Poll: Residents proud of Wood River Valley, but challenges loom | Blaine County

Access to the outdoors and community values ​​are major assets to living in the Wood River Valley, but some residents worry about their long-term quality of life, according to a 2022 survey by Visit Sun Valley In the region.

The resident survey, which probed a range of complex topics, was conducted in March and April 2022 by the marketing agency to better understand the opinions and priorities of area residents. An invitation to participate in the survey was mailed to a random sample of residents based on registered voter rolls, as well as to seasonal residents based on Blaine County Assessor records. The total number of surveys received to date is 1,433, of which 76% are year-round residents and 24% seasonal/part-time residents.

The survey revealed that residents are proud of the Wood River Valley as a place to live. Both full-time residents and seasonal residents voted overwhelmingly that they were likely to welcome visitors to their homes and recommend trips to the area to friends and family.

The survey assessed the quality of life experienced by residents, as 18 factors contributing to quality of life were probed. There was a strong consensus among Residents and Seasonal Residents on many of the most important factors in the ranking order, including:

  1. Access to outdoor activities and experiences
  2. Small town/sense of community
  3. Quality of recreation facilities and programs
  4. Local events and festivals
  5. Vibrant/high-energy community
  6. Arts/culture/entertainment

According to the findings, many of those citing “decline” are long-time local residents and landowners, especially those who have lived in the area for more than 20 years. This set of Valley residents is particularly likely to identify overcrowding, trail use and access as challenges. While this group citing declining quality of life is not a majority, it expresses widely shared views, Visit Sun Valley representatives told Blaine County commissioners at a regular meeting this week.

The survey also found that residents who are generally dependent on the local economy were more likely to say their quality of life is declining. When asked what were the biggest impact or challenges currently affecting respondents personally, service industry staffing and housing challenges were paramount. Housing availability and house prices were seen as a particularly big challenge for full-time residents. This theme of labor and staffing issues and housing affordability issues was also relatively common in open-ended survey responses.

Respondents also provided feedback on challenges that should receive more attention from local leaders. Water scarcity, available accommodation and overcrowding/overtourism were the most identified. While the tourism-based economy is generally supported and valued, a majority of respondents are also concerned about change.

Although overcrowding is an issue for many, opinions differ on whether respondents would be “willing to pay more tax for local services if it meant fewer visitors to the area”. These opinions are also shared by full-time residents and seasonal residents.

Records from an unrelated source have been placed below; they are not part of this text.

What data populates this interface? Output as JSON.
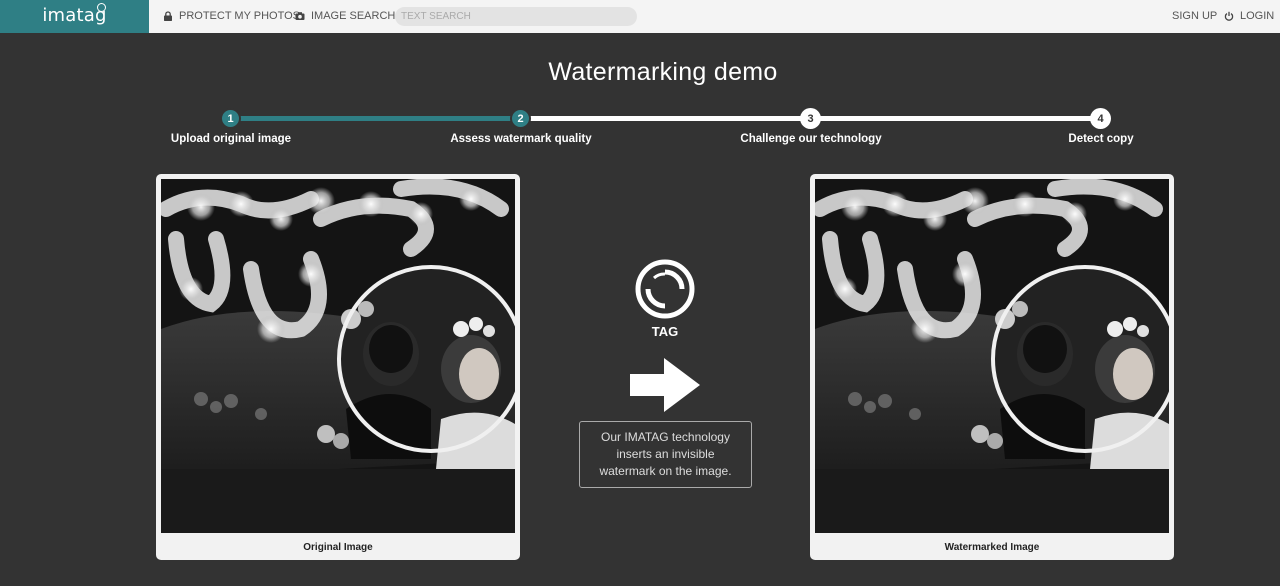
{
  "header": {
    "logo_text": "imatag",
    "nav": {
      "protect": "PROTECT MY PHOTOS",
      "image_search": "IMAGE SEARCH",
      "signup": "SIGN UP",
      "login": "LOGIN"
    },
    "search": {
      "placeholder": "TEXT SEARCH",
      "value": ""
    }
  },
  "page": {
    "title": "Watermarking demo"
  },
  "steps": [
    {
      "number": "1",
      "label": "Upload original image",
      "state": "done"
    },
    {
      "number": "2",
      "label": "Assess watermark quality",
      "state": "done"
    },
    {
      "number": "3",
      "label": "Challenge our technology",
      "state": "todo"
    },
    {
      "number": "4",
      "label": "Detect copy",
      "state": "todo"
    }
  ],
  "cards": {
    "original": {
      "caption": "Original Image"
    },
    "watermarked": {
      "caption": "Watermarked Image"
    }
  },
  "center": {
    "tag_label": "TAG",
    "description": "Our IMATAG technology inserts an invisible watermark on the image."
  },
  "colors": {
    "accent": "#2f7f85",
    "background": "#333333",
    "topbar": "#f4f4f4"
  },
  "icons": {
    "lock": "lock-icon",
    "camera": "camera-icon",
    "power": "power-icon",
    "tag": "tag-logo-icon",
    "arrow": "arrow-right-icon"
  }
}
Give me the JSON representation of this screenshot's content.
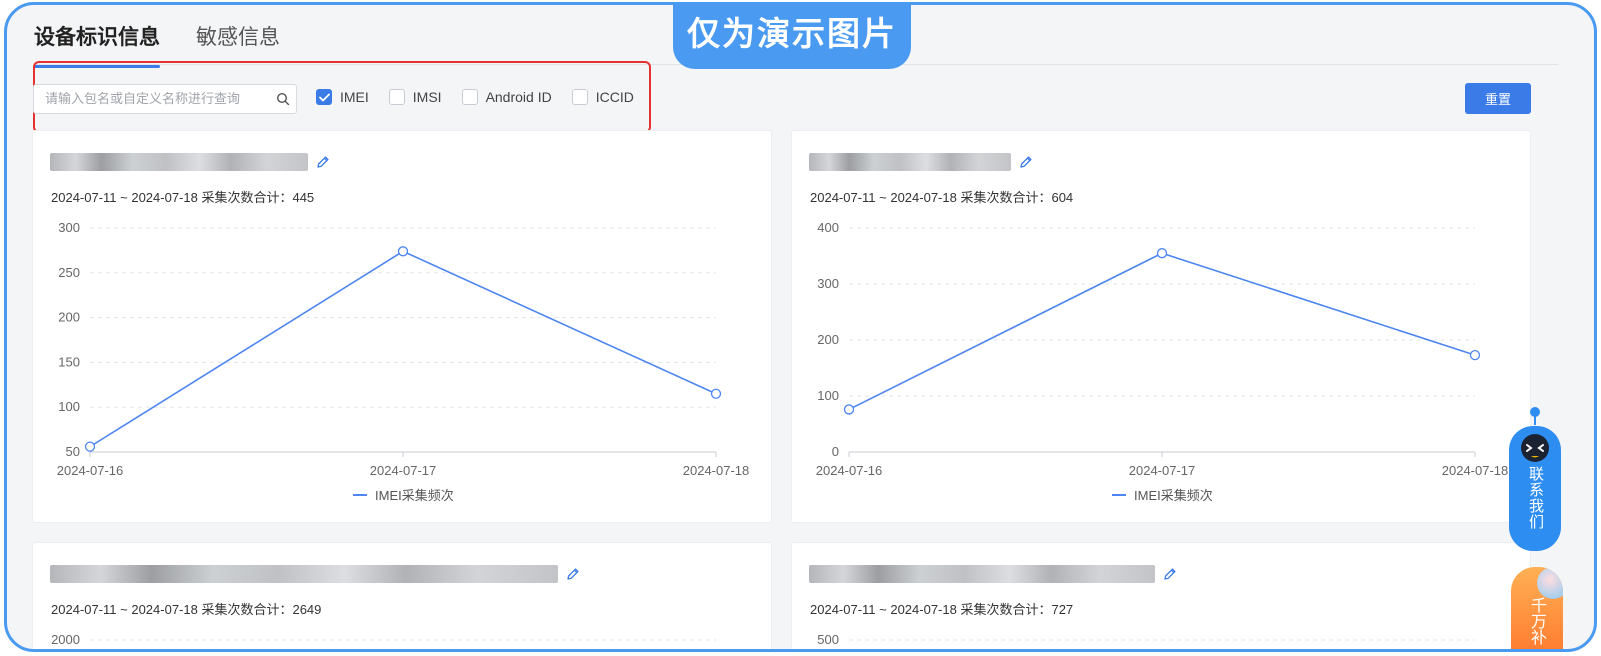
{
  "tabs": [
    {
      "label": "设备标识信息",
      "active": true
    },
    {
      "label": "敏感信息",
      "active": false
    }
  ],
  "watermark_badge": "仅为演示图片",
  "filter": {
    "search_placeholder": "请输入包名或自定义名称进行查询",
    "checkboxes": [
      {
        "label": "IMEI",
        "checked": true
      },
      {
        "label": "IMSI",
        "checked": false
      },
      {
        "label": "Android ID",
        "checked": false
      },
      {
        "label": "ICCID",
        "checked": false
      }
    ],
    "reset_label": "重置"
  },
  "cards": [
    {
      "summary": "2024-07-11 ~ 2024-07-18 采集次数合计：445"
    },
    {
      "summary": "2024-07-11 ~ 2024-07-18 采集次数合计：604"
    },
    {
      "summary": "2024-07-11 ~ 2024-07-18 采集次数合计：2649"
    },
    {
      "summary": "2024-07-11 ~ 2024-07-18 采集次数合计：727"
    }
  ],
  "chart_data": [
    {
      "type": "line",
      "x": [
        "2024-07-16",
        "2024-07-17",
        "2024-07-18"
      ],
      "series": [
        {
          "name": "IMEI采集频次",
          "values": [
            56,
            274,
            115
          ]
        }
      ],
      "ylim": [
        50,
        300
      ],
      "yticks": [
        "50",
        "100",
        "150",
        "200",
        "250",
        "300"
      ],
      "grid": true,
      "legend": "bottom",
      "color": "#4d86f0"
    },
    {
      "type": "line",
      "x": [
        "2024-07-16",
        "2024-07-17",
        "2024-07-18"
      ],
      "series": [
        {
          "name": "IMEI采集频次",
          "values": [
            76,
            355,
            173
          ]
        }
      ],
      "ylim": [
        0,
        400
      ],
      "yticks": [
        "0",
        "100",
        "200",
        "300",
        "400"
      ],
      "grid": true,
      "legend": "bottom",
      "color": "#4d86f0"
    },
    {
      "type": "line",
      "yticks": [
        "2000"
      ]
    },
    {
      "type": "line",
      "yticks": [
        "500"
      ]
    }
  ],
  "widgets": {
    "contact_label": "联系我们",
    "promo_label": "千万补"
  }
}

According to Visit Sun Valley, the results of this survey show that “future discussions and actions will require balancing shared values ​​and differences of opinion between the challenges of a visitor economy and the impacts that visitors and residents create”.